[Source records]
★ ★ ★

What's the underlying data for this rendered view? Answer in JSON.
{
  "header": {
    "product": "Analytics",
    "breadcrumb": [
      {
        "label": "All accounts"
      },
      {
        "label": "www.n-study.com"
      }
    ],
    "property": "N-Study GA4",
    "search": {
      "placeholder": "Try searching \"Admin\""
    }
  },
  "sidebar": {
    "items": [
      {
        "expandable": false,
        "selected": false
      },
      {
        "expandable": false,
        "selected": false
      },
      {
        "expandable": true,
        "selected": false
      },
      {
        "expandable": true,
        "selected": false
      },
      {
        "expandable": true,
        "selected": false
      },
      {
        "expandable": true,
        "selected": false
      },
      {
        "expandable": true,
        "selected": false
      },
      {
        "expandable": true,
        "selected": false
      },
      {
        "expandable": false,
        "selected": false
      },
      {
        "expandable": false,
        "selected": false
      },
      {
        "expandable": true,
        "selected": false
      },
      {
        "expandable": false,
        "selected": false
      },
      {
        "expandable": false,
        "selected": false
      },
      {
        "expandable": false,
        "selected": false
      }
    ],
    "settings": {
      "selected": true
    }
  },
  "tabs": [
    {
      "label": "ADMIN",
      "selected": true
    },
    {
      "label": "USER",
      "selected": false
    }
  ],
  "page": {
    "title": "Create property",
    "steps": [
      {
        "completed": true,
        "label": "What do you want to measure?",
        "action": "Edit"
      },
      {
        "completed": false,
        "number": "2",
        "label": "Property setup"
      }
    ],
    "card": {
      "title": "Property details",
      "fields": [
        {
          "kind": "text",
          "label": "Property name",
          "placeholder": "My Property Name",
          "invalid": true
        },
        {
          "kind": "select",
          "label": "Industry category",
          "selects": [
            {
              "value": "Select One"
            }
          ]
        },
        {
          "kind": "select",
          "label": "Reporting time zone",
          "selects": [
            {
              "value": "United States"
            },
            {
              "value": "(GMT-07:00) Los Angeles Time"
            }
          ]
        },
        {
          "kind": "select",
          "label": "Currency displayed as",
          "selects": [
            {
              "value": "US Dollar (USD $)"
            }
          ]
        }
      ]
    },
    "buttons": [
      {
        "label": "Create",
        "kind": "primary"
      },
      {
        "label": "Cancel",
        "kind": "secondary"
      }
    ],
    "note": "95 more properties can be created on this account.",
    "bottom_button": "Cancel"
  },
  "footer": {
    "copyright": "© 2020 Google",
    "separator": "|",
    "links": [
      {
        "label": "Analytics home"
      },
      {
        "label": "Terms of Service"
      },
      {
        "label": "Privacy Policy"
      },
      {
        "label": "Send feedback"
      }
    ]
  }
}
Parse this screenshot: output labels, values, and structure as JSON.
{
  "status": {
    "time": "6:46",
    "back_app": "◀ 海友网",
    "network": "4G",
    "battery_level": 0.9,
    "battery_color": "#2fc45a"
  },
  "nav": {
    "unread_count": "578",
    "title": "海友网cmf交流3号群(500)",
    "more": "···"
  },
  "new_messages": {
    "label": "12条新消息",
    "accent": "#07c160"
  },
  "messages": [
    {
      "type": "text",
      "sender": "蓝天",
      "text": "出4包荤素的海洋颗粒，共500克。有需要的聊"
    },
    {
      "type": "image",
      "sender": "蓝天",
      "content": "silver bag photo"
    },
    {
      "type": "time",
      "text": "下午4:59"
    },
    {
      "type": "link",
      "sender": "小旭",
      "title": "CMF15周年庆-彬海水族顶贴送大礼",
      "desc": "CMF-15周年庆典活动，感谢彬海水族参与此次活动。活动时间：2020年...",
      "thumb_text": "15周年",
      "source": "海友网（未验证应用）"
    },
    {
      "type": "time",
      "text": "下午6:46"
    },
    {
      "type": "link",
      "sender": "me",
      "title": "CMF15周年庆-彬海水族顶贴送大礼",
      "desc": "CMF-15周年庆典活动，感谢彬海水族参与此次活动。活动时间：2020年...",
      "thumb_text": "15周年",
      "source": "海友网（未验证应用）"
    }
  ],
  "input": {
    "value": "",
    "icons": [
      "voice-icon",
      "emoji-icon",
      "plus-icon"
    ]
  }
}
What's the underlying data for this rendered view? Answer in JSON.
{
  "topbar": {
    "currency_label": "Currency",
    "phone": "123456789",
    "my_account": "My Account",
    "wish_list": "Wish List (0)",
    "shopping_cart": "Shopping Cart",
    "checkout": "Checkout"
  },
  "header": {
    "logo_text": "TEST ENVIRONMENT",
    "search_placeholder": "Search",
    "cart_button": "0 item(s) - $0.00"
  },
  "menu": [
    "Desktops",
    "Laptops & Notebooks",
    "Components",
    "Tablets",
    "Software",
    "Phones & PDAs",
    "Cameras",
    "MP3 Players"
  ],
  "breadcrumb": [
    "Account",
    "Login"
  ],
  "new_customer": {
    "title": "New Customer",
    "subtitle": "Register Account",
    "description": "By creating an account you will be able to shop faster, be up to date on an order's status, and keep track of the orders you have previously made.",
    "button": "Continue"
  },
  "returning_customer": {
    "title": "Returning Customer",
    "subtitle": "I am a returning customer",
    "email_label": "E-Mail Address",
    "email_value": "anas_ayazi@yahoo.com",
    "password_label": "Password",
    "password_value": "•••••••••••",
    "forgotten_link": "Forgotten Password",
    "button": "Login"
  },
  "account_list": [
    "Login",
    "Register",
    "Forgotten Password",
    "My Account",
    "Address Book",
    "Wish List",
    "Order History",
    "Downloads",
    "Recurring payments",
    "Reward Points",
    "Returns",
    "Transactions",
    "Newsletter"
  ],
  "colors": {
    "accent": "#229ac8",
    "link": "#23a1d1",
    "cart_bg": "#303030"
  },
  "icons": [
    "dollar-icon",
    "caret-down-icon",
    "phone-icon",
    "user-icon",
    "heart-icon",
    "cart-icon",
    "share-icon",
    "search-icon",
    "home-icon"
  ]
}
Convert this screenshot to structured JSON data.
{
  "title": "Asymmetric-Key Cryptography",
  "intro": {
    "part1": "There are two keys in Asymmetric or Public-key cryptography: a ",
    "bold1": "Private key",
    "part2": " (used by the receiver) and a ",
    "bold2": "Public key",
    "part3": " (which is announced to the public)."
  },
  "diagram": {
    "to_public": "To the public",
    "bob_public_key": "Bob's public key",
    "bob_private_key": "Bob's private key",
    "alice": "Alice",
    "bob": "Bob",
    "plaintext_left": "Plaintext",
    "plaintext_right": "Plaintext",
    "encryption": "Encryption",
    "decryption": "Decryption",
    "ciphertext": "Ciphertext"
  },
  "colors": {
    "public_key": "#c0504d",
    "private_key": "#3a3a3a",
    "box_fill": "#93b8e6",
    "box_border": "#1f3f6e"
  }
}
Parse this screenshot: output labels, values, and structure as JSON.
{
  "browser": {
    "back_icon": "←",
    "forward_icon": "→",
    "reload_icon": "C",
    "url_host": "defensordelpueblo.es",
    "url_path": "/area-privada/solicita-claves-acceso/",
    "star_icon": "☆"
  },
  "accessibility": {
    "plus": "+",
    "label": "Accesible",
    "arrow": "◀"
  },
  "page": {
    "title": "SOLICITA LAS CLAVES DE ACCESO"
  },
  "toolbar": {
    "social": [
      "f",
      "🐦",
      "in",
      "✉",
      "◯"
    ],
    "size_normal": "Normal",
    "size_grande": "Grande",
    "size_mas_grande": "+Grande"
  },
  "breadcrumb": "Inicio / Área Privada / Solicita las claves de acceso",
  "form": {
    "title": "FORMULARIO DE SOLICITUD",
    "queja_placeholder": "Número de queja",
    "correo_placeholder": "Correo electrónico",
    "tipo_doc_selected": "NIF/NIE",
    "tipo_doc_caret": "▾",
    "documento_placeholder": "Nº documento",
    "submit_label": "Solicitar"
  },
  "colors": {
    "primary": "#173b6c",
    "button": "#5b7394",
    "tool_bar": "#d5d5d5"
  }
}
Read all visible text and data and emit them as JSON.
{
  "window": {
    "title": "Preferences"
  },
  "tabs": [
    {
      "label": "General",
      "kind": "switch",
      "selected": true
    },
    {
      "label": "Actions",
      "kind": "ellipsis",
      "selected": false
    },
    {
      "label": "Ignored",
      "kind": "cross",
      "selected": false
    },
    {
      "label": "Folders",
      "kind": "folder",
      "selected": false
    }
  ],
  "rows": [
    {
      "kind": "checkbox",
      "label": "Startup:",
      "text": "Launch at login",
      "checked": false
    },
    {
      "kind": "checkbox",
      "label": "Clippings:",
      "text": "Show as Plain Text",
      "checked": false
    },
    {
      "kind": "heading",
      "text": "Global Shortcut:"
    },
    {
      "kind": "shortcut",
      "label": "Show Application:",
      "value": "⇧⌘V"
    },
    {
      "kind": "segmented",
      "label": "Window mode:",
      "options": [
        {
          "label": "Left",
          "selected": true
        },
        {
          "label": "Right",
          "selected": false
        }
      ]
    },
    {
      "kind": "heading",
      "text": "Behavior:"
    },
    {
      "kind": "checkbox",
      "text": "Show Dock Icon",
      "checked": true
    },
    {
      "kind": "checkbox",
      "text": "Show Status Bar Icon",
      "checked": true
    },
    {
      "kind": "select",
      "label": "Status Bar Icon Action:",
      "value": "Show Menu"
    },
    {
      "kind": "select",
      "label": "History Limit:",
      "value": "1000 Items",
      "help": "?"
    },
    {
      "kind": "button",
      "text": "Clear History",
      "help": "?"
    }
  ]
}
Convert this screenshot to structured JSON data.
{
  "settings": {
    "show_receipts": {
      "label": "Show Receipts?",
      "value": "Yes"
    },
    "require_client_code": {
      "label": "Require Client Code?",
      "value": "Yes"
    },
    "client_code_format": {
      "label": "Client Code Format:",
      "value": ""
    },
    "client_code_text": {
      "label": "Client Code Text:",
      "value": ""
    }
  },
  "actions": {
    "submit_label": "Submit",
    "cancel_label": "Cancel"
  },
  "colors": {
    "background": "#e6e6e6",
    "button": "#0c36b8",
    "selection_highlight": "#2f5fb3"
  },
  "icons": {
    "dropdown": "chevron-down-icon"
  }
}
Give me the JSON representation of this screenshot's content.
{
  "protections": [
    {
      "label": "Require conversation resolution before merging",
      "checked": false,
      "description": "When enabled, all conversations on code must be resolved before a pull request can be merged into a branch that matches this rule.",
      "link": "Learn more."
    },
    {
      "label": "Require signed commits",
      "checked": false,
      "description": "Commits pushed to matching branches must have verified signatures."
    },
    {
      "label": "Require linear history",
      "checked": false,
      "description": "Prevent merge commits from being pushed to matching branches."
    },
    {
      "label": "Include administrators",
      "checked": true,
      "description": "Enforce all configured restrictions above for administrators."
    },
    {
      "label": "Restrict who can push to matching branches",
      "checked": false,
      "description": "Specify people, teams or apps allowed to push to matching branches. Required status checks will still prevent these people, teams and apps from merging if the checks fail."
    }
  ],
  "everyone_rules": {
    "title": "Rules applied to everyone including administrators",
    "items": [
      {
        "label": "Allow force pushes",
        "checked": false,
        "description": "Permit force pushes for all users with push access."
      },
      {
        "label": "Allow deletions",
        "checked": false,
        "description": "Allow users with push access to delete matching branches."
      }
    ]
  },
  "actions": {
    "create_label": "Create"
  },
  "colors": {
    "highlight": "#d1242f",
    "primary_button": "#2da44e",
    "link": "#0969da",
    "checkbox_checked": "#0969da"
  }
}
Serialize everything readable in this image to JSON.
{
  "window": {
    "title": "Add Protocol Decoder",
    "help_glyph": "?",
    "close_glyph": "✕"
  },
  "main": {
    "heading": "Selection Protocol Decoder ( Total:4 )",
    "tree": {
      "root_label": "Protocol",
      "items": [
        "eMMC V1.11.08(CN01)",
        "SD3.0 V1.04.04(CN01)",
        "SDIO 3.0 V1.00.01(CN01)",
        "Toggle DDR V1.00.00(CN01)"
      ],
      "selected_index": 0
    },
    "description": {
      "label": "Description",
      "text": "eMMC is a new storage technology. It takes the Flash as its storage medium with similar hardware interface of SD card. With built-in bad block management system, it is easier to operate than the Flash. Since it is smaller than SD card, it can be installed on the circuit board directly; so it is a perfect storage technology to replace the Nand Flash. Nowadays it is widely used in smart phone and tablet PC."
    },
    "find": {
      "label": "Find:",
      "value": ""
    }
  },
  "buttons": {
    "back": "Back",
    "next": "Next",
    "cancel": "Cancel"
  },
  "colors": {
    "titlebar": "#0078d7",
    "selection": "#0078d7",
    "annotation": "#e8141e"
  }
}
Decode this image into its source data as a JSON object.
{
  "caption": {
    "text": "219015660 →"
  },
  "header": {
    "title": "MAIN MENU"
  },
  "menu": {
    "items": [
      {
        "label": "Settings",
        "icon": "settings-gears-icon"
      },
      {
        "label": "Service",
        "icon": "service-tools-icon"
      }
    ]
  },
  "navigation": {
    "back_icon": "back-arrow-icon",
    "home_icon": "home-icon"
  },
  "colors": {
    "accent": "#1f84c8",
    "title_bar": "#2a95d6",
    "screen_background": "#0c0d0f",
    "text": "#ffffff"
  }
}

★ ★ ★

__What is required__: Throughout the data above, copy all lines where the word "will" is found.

__Solution to the problem__:
    "description": "By creating an account you will be able to shop faster, be up to date on an order's status, and keep track of the orders you have previously made.",
      "description": "Specify people, teams or apps allowed to push to matching branches. Required status checks will still prevent these people, teams and apps from merging if the checks fail."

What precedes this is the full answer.